» INSTRUCTIONS TO FOLLOW:
Report the number of lines in the data where the word "LANius" appears, and add no other text.

########

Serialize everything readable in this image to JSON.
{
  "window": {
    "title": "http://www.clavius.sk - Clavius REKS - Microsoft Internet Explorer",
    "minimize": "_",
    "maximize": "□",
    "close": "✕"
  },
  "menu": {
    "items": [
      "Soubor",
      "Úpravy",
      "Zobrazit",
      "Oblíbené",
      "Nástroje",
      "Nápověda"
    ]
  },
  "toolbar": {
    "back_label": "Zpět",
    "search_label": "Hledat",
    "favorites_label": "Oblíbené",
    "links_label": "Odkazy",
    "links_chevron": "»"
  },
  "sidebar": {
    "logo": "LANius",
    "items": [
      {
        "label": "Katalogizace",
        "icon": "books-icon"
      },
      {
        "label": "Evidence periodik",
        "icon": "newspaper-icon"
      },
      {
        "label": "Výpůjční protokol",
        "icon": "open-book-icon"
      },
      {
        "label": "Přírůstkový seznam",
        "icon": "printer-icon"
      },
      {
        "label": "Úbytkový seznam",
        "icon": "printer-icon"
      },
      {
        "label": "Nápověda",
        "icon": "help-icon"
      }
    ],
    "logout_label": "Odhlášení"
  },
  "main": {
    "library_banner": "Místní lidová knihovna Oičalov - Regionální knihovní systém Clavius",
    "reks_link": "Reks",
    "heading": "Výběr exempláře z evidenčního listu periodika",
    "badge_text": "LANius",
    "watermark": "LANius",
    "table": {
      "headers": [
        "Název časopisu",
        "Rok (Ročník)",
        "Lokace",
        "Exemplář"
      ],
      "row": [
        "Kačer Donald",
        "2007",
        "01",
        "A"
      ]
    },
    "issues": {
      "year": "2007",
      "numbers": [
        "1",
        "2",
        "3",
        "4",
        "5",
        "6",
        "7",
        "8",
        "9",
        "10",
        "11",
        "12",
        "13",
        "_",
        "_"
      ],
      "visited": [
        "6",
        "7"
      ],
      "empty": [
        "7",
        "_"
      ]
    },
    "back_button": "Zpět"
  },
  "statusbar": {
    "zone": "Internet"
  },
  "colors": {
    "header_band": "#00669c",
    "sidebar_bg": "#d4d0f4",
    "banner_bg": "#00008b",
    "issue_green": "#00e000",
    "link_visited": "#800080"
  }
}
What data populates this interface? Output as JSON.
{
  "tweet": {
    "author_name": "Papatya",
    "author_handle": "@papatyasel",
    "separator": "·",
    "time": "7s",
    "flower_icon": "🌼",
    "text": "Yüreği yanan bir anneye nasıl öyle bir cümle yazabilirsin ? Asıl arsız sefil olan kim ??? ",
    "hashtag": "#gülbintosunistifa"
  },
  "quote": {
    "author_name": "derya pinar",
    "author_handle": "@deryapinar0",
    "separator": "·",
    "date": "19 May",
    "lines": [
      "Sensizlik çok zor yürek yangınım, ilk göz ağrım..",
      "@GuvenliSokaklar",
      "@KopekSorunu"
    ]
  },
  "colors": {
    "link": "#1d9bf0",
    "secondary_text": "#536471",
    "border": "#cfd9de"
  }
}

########

» TASK RESULT:
3